  • clap for arg parsing, although I had a few issues where clap couldn’t express the same parameter types as flamethrower meaning I had to diverge a bit. In flamethrower, you can pass -g randomlabel lblsize=10 lblcount=4 where the first arg to -g is one of a set of variants, then the others are variables passed to it. As far as I can tell there is no way to do that in clap. You can have a subcommand but not behind an arg, and you can parse key-value pairs but not like this.

  • notable mentions: anyhow/parking_lot/async_trait

Current Limitations & Conclusion

There’s a couple things I’d like to improve. Firstly, the TCP traffic generator opens up a single TcpStream; this probably needs to change so that it’s more representative of the real world. More investigation needs to be done with running additional concurrent traffic generators there currently isn’t much of a performance difference. The statistics gathering/logging is a bit messy, and I’m sure there is room for better abstractions in a few places. So that’s pretty much everything :)

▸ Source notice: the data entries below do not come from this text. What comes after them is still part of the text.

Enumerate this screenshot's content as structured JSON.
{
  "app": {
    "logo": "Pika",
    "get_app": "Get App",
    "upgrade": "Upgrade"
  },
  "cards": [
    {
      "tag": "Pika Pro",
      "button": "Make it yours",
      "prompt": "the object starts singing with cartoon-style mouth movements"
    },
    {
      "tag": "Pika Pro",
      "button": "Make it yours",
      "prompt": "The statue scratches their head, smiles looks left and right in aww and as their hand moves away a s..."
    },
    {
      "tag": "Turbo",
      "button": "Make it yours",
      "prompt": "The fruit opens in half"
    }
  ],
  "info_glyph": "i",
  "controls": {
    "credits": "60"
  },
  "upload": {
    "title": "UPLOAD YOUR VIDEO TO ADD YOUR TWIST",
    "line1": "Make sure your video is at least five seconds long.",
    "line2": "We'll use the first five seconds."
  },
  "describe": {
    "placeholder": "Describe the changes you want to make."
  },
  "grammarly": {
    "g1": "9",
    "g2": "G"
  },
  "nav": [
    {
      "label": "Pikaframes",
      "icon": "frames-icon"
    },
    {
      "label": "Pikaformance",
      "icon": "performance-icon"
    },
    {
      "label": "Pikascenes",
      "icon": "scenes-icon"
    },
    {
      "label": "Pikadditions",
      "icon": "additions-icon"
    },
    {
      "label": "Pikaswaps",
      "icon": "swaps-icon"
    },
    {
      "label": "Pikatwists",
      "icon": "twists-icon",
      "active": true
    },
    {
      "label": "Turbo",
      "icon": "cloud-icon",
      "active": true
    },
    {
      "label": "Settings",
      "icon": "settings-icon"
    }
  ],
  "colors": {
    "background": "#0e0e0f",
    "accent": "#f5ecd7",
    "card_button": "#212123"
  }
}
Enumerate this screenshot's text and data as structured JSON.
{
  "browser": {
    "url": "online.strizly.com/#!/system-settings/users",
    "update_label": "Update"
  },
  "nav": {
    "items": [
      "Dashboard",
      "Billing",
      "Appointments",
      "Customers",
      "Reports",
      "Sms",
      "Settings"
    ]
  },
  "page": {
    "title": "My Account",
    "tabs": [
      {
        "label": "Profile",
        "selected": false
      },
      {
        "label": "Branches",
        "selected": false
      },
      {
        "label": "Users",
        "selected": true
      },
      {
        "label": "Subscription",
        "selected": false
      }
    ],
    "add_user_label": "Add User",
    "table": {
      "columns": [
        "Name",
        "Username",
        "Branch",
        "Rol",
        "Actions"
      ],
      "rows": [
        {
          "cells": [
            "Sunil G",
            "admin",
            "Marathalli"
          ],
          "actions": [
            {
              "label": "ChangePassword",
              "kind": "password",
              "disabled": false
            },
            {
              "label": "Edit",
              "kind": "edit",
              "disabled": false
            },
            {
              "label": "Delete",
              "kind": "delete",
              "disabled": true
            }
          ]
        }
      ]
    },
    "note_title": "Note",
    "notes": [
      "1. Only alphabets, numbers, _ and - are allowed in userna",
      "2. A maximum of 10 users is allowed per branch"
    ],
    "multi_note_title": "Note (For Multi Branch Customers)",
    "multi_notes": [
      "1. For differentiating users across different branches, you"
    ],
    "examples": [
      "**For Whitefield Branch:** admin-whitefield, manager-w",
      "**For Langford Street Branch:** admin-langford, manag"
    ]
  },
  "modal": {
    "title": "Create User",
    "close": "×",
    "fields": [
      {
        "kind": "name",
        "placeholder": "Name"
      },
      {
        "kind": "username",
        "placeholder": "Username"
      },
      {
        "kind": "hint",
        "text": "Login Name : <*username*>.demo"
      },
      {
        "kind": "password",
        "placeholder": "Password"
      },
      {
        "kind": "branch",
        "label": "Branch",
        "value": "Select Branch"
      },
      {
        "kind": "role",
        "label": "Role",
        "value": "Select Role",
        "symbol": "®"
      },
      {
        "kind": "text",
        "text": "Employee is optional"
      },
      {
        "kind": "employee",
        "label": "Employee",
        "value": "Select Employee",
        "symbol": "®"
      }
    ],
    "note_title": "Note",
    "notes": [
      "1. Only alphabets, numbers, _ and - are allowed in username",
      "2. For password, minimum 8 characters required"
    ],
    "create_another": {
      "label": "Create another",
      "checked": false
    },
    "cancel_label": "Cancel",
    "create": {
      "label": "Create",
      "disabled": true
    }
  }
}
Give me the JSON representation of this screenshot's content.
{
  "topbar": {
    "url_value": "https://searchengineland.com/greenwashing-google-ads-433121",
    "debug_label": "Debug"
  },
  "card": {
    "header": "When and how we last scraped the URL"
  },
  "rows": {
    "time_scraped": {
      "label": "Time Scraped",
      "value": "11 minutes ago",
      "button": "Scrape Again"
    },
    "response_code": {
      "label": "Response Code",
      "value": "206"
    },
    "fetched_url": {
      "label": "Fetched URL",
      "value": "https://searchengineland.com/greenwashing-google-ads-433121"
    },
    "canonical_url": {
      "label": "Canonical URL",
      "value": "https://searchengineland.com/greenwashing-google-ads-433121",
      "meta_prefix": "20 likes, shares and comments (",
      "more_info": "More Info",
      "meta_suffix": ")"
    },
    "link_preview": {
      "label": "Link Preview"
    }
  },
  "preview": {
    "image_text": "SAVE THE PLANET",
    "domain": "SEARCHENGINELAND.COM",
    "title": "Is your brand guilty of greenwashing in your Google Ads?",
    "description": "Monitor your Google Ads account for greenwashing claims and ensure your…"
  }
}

I’d also like to have the default traffic generating mechanism rate-limit itself once the downstream starts to return some threshold of timeouts, perhaps making this configurable. Currently, if you don’t pass a QPS (-Q queries per second) parameter then nailgun will just continue to send traffic as fast as possible. Also, there are some features flamethrower has that would be nice to add to nailgun too, like its ability to construct a “QPS flow”.

Until next time!